• _Task prompt_: Scan the entries below for "System" and copy each line that holds it.

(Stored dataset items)
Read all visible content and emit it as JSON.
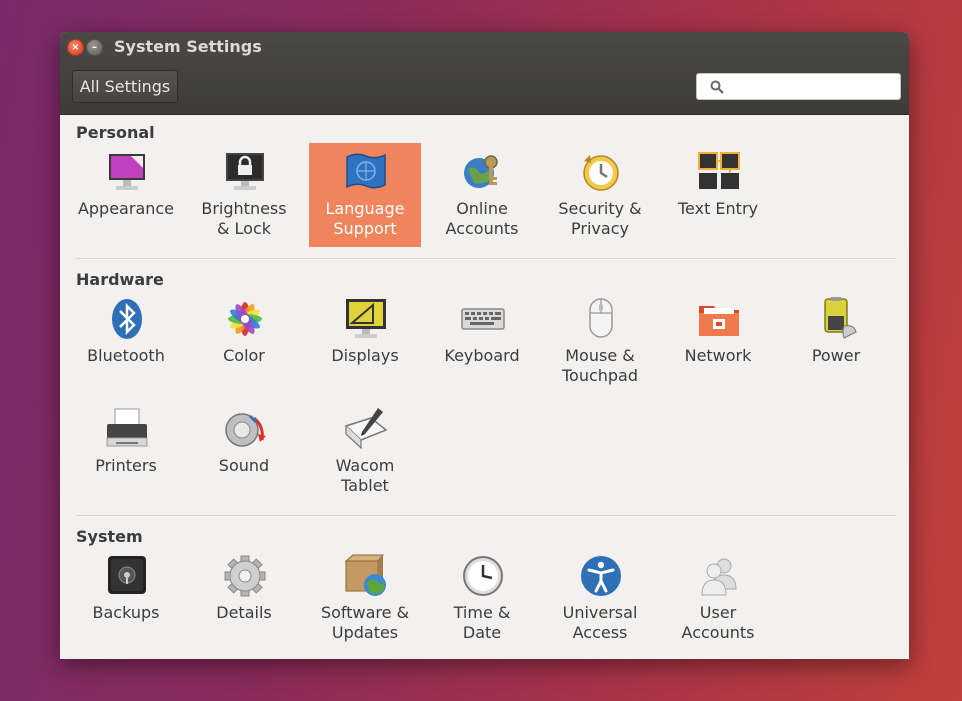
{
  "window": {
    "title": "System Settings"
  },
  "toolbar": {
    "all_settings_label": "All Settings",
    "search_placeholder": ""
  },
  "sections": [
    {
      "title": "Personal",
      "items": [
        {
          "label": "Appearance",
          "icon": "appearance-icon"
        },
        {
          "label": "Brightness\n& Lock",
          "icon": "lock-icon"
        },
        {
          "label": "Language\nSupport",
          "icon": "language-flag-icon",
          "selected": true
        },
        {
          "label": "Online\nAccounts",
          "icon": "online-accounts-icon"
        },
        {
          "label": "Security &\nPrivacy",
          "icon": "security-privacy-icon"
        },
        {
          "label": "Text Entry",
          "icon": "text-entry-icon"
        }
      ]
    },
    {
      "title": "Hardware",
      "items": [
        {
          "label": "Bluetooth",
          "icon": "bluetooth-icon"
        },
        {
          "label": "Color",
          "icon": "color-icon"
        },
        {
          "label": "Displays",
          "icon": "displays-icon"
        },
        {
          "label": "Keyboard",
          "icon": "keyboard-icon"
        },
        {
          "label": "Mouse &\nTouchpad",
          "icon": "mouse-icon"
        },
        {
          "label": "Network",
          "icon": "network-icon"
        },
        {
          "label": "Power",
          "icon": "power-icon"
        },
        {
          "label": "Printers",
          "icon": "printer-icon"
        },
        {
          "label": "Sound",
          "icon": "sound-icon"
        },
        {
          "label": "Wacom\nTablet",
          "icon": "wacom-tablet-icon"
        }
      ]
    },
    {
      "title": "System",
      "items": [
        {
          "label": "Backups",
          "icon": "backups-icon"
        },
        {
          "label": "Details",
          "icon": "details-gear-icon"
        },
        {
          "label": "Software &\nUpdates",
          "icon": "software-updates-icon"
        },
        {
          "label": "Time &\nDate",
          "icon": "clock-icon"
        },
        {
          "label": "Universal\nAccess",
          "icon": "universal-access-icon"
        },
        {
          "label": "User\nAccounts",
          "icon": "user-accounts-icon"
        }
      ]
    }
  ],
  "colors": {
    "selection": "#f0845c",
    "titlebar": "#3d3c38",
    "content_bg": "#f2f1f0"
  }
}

• _Task response_:
    "title": "System Settings"
      "title": "System",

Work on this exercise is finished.